#### Work instruction:
Which lines in the records below include the word "this"? Report each of them in full.

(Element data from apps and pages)
★ ★ ★ ★ ★

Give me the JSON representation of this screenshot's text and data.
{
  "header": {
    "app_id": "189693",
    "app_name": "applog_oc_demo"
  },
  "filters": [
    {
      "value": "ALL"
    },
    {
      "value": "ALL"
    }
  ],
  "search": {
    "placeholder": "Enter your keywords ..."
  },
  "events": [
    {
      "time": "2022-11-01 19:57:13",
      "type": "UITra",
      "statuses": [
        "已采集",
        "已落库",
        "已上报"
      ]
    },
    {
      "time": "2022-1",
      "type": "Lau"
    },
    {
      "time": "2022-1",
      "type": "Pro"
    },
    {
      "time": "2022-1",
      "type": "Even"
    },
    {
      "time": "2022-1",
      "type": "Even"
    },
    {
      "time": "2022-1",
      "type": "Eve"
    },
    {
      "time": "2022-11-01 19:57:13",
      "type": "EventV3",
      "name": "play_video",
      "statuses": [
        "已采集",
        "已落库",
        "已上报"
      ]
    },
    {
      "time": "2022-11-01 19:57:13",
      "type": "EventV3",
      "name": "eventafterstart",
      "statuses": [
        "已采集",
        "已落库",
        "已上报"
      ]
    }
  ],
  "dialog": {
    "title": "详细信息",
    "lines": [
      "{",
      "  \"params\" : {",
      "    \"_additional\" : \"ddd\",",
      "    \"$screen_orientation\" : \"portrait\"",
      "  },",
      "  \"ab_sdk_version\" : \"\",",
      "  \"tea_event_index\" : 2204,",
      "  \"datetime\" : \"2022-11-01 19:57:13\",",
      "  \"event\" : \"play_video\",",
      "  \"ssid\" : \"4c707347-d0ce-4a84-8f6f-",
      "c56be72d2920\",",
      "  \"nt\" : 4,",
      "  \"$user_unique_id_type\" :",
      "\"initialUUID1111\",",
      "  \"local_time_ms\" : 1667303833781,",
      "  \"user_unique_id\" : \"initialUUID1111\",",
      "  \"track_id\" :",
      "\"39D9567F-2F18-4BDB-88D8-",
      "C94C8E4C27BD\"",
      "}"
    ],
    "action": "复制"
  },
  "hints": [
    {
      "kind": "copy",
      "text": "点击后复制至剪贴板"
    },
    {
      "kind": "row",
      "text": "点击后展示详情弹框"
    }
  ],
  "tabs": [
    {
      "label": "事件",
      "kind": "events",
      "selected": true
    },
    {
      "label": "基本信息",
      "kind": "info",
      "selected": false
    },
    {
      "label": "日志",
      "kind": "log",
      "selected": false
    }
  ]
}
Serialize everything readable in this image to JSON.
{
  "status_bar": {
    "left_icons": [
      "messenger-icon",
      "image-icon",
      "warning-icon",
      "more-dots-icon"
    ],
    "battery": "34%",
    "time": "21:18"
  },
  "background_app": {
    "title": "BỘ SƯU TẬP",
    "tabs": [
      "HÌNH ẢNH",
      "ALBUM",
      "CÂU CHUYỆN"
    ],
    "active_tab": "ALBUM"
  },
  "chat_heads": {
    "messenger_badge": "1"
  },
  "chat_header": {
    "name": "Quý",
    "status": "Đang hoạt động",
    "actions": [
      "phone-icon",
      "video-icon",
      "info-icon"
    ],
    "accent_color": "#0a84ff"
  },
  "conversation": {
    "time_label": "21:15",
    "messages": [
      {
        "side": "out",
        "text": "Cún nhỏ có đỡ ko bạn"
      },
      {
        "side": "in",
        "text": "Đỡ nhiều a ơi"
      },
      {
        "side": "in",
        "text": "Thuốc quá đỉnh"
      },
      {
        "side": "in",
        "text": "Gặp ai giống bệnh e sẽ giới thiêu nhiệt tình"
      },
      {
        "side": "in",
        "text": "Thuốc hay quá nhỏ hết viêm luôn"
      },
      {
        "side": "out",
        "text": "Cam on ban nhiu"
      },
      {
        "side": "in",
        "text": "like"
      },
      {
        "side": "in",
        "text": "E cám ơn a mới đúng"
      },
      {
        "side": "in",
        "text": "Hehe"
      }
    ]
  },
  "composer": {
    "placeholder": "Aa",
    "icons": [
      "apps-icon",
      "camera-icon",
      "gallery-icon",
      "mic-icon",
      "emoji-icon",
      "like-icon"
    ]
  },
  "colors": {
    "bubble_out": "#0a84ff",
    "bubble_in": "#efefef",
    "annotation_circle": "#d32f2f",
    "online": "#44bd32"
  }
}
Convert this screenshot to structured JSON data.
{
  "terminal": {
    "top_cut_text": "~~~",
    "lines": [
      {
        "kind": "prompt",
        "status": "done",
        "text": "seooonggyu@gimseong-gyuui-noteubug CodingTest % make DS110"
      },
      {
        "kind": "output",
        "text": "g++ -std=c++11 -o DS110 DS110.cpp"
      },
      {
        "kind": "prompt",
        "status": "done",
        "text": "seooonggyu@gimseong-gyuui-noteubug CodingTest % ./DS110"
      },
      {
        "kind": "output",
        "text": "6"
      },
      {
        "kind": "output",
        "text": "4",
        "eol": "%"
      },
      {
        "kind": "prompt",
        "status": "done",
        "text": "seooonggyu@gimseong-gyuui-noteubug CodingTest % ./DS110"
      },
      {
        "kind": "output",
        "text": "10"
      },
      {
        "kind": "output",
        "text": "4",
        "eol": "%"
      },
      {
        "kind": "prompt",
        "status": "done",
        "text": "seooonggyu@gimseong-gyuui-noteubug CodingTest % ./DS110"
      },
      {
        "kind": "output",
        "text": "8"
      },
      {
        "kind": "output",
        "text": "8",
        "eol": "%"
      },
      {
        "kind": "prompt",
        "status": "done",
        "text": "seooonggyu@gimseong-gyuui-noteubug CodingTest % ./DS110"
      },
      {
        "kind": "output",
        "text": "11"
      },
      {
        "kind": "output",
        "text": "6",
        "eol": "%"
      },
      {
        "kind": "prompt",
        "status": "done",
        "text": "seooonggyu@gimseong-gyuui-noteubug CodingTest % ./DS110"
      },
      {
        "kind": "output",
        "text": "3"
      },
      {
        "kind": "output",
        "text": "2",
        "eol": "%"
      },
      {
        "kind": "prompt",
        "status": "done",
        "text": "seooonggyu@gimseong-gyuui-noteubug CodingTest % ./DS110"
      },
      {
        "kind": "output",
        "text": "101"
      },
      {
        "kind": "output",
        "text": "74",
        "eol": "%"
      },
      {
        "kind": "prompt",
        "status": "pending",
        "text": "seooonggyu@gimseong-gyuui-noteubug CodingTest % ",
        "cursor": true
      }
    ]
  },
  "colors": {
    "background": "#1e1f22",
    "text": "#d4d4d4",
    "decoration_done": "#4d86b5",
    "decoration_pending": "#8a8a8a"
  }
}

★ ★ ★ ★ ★

#### Response box:
Give me the JSON representation of this screenshot's text and data.
Serialize everything readable in this image to JSON.
Convert this screenshot to structured JSON data.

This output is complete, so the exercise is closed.